A dance party in the beach town of Santa Cruz, California, a quiet oasis 70 miles south of San Francisco, back in 1956 (years before it became a counterculture capital), led to a bit of overreaction by the town’s conservative adult authorities. Two hundred teenagers had taken over the Santa Cruz Civic Auditorium on a Saturday night to dance to the music of a group called Chuck Higgins and his Orchestra, regional favorites with a few hit rock recordings. Shortly after midnight, Santa Cruz police entered the auditorium to check on the event, and didn’t like what they saw: a crowd “engaged in suggestive, stimulating and tantalizing motions induced by the provocative rhythms of an all-negro band.” Although that sounds like a pretty good endorsement for the affair, the police did not view it as a positive. Without so much as a “save the last dance for me,” they shut the place down and sent everyone home to bed.
And they didn’t stop there. On the following day, June 3, city fathers further endeared themselves to city teenagers and captured national attention when they announced a total ban on the playing of rock and roll and other forms of “frenzied music” at public gatherings (the other forms probably meant to pull Wayne Newton into the loop). Such music was, they said, “detrimental to both the health and morals of our youth and community.”
Not everyone saw this as an absurdity, it’s concern with “undesirable elements” not so subtly racial, and an effort that was bound to fail. Within two weeks, similar bans were enacted in Asbury Park, New Jersey, and in San Antonio, Texas.

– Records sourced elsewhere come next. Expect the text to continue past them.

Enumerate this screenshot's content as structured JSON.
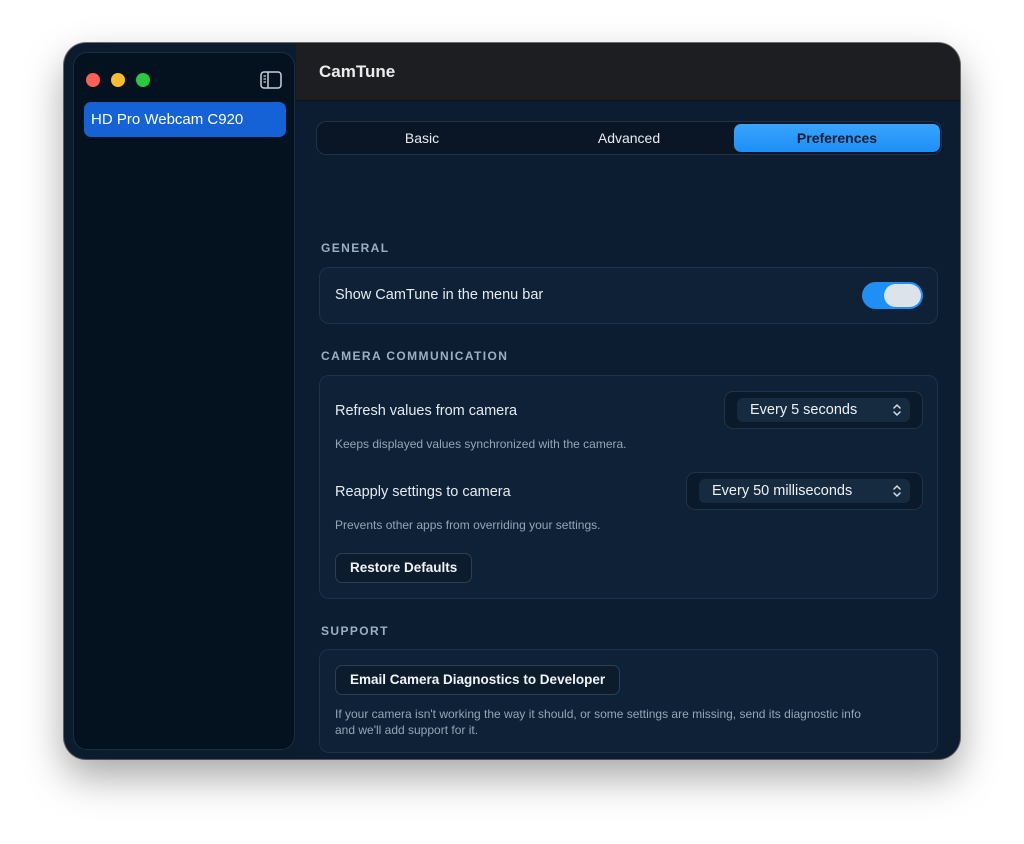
{
  "app": {
    "title": "CamTune"
  },
  "sidebar": {
    "items": [
      {
        "label": "HD Pro Webcam C920",
        "selected": true
      }
    ]
  },
  "tabs": [
    {
      "label": "Basic",
      "selected": false
    },
    {
      "label": "Advanced",
      "selected": false
    },
    {
      "label": "Preferences",
      "selected": true
    }
  ],
  "general": {
    "heading": "GENERAL",
    "menu_bar_label": "Show CamTune in the menu bar",
    "menu_bar_enabled": true
  },
  "camera_communication": {
    "heading": "CAMERA COMMUNICATION",
    "refresh_label": "Refresh values from camera",
    "refresh_value": "Every 5 seconds",
    "refresh_help": "Keeps displayed values synchronized with the camera.",
    "reapply_label": "Reapply settings to camera",
    "reapply_value": "Every 50 milliseconds",
    "reapply_help": "Prevents other apps from overriding your settings.",
    "restore_button": "Restore Defaults"
  },
  "support": {
    "heading": "SUPPORT",
    "email_button": "Email Camera Diagnostics to Developer",
    "help_line1": "If your camera isn't working the way it should, or some settings are missing, send its diagnostic info",
    "help_line2": "and we'll add support for it."
  },
  "colors": {
    "accent": "#1e8ff6",
    "selection": "#1561d6",
    "traffic_close": "#fe5f57",
    "traffic_minimize": "#febc2e",
    "traffic_zoom": "#28c840"
  },
  "icons": [
    "sidebar-toggle-icon",
    "chevron-up-down-icon"
  ]
}
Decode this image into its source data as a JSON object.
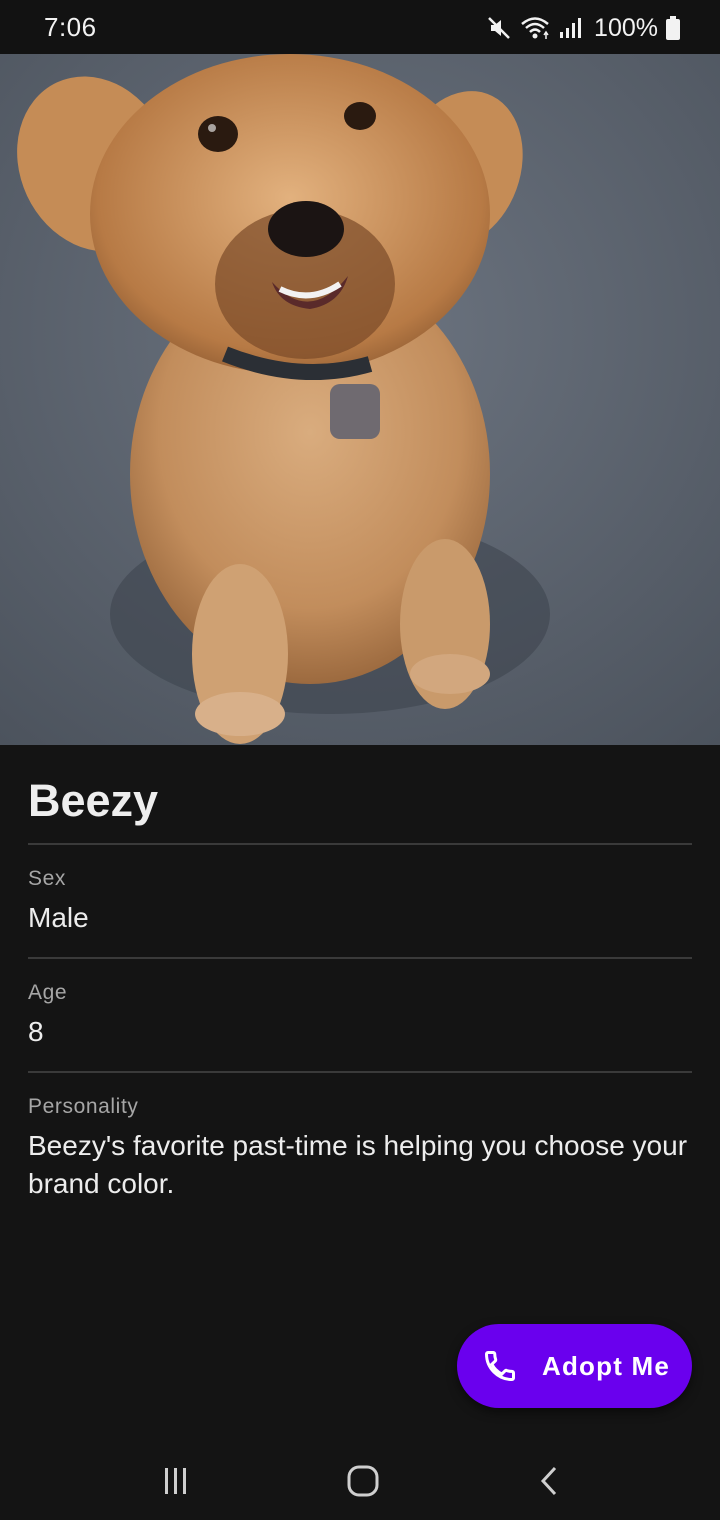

But in spite of such valiant efforts, rock and roll would soon dominate the Billboard Hot 100, and teenagers everywhere would be singing “It’s got to be rock-roll music, if you want to dance with me.”